|Appears in Collections:||Faculty of Social Sciences Journal Articles|
|Peer Review Status:||Refereed|
|Title:||Is R.S. Peters' way of mentioning women in his texts detrimental to philosophy of education? Some considerations and questions|
|Author(s):||Lees, Helen E|
philosophy of education
|Citation:||Lees HE (2012) Is R.S. Peters' way of mentioning women in his texts detrimental to philosophy of education? Some considerations and questions, Ethics and Education, 7 (3), pp. 291-302.|

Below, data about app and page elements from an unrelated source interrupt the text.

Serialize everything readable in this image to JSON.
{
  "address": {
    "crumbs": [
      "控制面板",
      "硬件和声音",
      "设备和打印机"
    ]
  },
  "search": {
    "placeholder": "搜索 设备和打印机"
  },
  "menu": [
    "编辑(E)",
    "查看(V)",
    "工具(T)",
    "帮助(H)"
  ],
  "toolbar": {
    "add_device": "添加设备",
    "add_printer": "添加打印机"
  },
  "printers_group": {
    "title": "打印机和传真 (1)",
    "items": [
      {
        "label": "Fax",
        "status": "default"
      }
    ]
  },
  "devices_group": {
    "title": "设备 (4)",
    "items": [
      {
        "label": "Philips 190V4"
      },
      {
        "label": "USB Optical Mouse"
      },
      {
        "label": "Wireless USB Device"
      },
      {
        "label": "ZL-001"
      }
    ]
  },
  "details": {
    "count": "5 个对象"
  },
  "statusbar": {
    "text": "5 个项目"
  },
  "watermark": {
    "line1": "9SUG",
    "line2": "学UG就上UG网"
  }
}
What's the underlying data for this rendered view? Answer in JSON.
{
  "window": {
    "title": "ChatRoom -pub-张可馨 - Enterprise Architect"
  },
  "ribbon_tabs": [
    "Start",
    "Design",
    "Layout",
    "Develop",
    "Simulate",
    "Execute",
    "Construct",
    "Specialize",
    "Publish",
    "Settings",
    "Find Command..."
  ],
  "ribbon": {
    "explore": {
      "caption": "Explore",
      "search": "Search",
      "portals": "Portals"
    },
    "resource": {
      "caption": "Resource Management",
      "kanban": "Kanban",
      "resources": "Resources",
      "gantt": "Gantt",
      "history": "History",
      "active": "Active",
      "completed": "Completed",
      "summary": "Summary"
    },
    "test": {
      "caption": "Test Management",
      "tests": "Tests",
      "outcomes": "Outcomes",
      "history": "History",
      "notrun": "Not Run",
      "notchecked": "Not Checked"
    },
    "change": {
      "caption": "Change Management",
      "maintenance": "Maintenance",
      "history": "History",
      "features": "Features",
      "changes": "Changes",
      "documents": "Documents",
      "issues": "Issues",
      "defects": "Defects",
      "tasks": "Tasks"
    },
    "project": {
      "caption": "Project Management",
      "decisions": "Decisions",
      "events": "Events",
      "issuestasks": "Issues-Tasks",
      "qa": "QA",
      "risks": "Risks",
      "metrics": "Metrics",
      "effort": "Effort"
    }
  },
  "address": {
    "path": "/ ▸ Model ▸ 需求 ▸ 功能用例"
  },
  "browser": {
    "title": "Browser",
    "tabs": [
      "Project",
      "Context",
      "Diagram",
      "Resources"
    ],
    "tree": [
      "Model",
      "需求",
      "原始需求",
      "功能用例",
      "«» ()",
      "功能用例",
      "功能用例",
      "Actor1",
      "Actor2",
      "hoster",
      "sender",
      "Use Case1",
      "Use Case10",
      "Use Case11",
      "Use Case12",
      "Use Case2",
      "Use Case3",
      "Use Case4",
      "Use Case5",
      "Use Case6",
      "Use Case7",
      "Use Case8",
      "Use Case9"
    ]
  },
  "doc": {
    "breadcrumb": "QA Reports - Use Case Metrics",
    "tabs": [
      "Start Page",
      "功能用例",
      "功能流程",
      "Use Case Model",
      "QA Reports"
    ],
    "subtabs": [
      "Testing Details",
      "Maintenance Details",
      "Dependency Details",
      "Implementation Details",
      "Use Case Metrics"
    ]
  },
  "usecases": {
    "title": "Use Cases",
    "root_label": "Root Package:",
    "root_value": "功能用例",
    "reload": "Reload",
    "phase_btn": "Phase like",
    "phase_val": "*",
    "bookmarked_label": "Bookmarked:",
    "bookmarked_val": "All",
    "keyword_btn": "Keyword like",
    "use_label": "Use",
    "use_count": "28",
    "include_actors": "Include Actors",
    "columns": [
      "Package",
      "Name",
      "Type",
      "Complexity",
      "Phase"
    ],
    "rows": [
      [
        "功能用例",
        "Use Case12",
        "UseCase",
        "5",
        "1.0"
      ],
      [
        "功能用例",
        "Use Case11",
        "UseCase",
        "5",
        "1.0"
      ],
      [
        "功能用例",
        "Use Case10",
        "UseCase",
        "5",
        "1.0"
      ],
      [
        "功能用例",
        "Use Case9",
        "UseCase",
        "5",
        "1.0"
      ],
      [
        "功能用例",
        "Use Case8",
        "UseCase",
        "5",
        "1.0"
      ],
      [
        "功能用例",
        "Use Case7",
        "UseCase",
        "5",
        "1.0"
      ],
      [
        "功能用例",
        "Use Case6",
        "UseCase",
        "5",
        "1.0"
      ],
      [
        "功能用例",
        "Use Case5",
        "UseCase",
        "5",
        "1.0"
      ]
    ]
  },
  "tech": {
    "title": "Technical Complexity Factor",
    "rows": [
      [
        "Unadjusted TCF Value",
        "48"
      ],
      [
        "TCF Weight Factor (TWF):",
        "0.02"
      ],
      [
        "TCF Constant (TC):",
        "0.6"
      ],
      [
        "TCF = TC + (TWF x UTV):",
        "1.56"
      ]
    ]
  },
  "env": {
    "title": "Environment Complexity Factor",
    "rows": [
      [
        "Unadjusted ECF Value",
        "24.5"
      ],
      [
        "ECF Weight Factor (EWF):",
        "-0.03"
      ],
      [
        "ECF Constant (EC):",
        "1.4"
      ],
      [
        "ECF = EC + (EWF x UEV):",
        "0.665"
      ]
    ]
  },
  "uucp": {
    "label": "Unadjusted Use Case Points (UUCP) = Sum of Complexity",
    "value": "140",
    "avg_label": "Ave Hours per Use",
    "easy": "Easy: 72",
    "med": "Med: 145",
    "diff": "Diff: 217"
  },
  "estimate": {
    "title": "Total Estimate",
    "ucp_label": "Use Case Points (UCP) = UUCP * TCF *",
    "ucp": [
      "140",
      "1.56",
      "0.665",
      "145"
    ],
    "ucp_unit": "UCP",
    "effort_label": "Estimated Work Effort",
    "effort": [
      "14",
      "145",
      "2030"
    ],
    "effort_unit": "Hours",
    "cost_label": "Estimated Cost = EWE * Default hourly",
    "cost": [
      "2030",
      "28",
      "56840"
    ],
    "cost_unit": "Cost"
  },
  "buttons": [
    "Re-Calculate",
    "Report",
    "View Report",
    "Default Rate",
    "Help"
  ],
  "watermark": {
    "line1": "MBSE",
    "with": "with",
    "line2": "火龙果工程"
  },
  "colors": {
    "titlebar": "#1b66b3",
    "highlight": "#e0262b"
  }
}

|Abstract:||Discussion in this article considers the unfortunate way R.S. Peters made mention of women when it was pertinent to his argumentation: portraying them, directly or indirectly, as abuse-able (murderable), deficient, aberrant, clueless and inconstant. It is argued that the high profile and esteem within which Peter's texts are held within philosophy of education might be a problem for it as a scholarly mixed gender community. Three issues are considered in relation to current possible bias caused by Peters' presentation of women in his texts: implicit (unconscious) bias against female philosophers of education; a connection between denigration of women's value by Peters and current low status and marginalisation for alternative (progressive) educational ideas; and the extent to which these matters could be invidiously affecting the development of philosophy of education as scholarship and community.|
|Rights:||This is an Author's Accepted Manuscript of an article published in Ethics and Education, Volume 7, Issue 3, 2012, Special Issue: Creating spaces, pp.291-302, copyright Taylor & Francis, available online at: http://www.tandfonline.com/10.1080/17449642.2013.767002|
|Pre VOR text offer RS Peters way of mentioning women ethics and education.pdf||719.8 kB||Adobe PDF||View/Open|
This item is protected by original copyright
Items in the Repository are protected by copyright, with all rights reserved, unless otherwise indicated.
If you believe that any material held in STORRE infringes copyright, please contact firstname.lastname@example.org providing details and we will remove the Work from public display in STORRE and investigate your claim.